The first trade on NHL Trade Deadline Day may well be the biggest, with the defending Art Ross Trophy winner getting moved.
The Rangers Get: RW Martin St. Louis.
St. Louis, 38, is the highest scoring player in the league since 2009-2010, tallying 388 points (131 G, 257 A) in 351 games and led the league in scoring last season, with 60 points in 48 games. There's no reason, despite his age, to believe that St. Louis suddenly won't be able to keep producing offensively.
While St. Louis has never been an exceptional possession player, he's thrived alongside Steven Stamkos, one of the premier finishers in the game, which has resulted in a consistently high high on-ice shooting percentage.
There aren't a lot of players that can maintain those percentages but St. Louis has been able to produce an on-ice shooting percentage above 10% every season, including the current season, during which he's spent most of his year skating with rookies Tyler Johnson and Ondrej Palat. So, if St. Louis gets re-united with former Lightning linemate Brad Richards, there is a fair chance for that line -- with Carl Hagelin on the left side -- to be productive, definitely more productive than they have been with Callahan in that spot.
St. Louis is under contract for one more season, at a cap hit of $5.625-million, but there is an advantage built in for the Rangers when it comes to signing him to an extension.

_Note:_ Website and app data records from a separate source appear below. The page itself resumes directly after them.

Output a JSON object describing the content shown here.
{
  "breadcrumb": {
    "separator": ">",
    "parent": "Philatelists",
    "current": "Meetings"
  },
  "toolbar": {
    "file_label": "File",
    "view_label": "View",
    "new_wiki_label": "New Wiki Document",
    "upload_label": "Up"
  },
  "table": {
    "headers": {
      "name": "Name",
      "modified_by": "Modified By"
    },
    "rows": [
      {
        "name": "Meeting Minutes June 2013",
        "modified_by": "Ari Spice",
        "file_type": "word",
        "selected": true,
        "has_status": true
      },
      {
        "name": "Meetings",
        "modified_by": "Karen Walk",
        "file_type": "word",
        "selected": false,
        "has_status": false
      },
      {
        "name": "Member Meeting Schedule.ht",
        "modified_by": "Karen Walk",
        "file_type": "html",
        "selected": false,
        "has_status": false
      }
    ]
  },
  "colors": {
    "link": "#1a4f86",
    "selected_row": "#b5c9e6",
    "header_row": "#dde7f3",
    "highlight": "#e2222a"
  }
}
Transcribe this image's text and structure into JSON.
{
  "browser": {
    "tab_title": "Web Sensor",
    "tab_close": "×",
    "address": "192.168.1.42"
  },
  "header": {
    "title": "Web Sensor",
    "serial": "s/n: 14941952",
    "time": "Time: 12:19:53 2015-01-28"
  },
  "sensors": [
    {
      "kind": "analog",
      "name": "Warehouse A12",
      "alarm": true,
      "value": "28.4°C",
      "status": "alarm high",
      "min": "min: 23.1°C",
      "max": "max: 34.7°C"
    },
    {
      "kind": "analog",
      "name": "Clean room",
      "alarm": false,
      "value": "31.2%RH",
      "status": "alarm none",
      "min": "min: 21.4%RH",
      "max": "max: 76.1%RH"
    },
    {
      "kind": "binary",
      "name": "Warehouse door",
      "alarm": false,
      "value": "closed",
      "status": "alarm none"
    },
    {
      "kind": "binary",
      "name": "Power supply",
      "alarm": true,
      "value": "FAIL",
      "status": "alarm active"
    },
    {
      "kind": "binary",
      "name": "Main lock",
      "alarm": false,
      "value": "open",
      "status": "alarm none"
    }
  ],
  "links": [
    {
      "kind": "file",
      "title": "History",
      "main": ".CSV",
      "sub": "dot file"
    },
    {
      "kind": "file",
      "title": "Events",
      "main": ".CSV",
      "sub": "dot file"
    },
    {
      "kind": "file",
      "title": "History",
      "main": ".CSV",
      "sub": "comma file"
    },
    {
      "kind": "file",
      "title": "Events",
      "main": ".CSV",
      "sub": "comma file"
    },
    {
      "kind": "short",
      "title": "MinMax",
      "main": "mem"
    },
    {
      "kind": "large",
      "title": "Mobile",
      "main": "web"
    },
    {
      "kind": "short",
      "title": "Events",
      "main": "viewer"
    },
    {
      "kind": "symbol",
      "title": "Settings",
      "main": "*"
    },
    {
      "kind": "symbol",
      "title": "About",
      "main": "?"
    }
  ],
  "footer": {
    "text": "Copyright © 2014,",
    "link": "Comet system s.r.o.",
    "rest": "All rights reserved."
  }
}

Since New York was St. Louis' preferred destination, it's reasonable enough to think that the Blueshirts will be able to keep him as long as he keeps scoring.
The Lightning Get: RW Ryan Callahan, a second-round pick, a 2015 first-round pick and an additional conditional pick.
While Callahan, 28, is universally praised for his heart, work ethic and determination, those are qualities that are awfully difficult to put a value on and, in the Rangers' case they were more inclined to deal Callahan for St. Louis' more tangible benefits.
This isn't to say that Callahan doesn't provide his own tangible value -- he has 120 goals since 2008-2009, which ranks 50th -- but he tends towards middling puck possession numbers, including this year even though he's starting a career-high 60.4% shifts in the offensive zone this year.
With St. Louis moving on, there are some interesting opportunities available for Lightning forwards. While Callahan is one player who could benefit, anyone that ends up with Stamkos is obviously in a good situation. Teddy Purcell, Alex Killorn, Ondrej Palat and Nikita Kucherov are other wingers that could get a turn on Stamkos' wings.
Indications, leading up to this trade, were that Callahan was looking at a six-year deal worth more than $6-million per season. It's entirely understandable that the Lightning won't be inclined to pay that price to keep Callahan long-term, which would effectively make him a rental and therefore make the draft picks a more important facet of the deal.
The second-round pick this year could be a first-round pick if the Rangers reach the Eastern Conference Final, the Lightning also get the Rangers' first-round pick in 2015. If Callahan re-signs in Tampa Bay, the Rangers would get Tampa Bay's second-round pick while sending a seventh-round pick to New York.
The accumulated value of a mid-first and a second-round pick yields, on average, about a 95% chance of landing an NHL player, so it's reasonable to see that the Lightning should get some long-term benefit out of St. Louis' departure, but that's trying to making the most out of a bad situation, a situation that reached a breaking point when stories started to take hold that St. Louis had asked to be moved out of Tampa Bay.
St. Louis is a rare talent, an elite point producer, and no matter how much depth the Lightning are accumulating throughout their organization -- and they have a great crop of young forwards -- it's tough to make up for losing a player of St. Louis' calibre, particularly in the short-term.
If the Lightning were committed to making a run in a relatively open Eastern Conference, perhaps riding a career season from goaltender Ben Bishop, it might have made more sense to wait until summer to make this deal, but maybe the situation behind the scenes just wasn't tenable.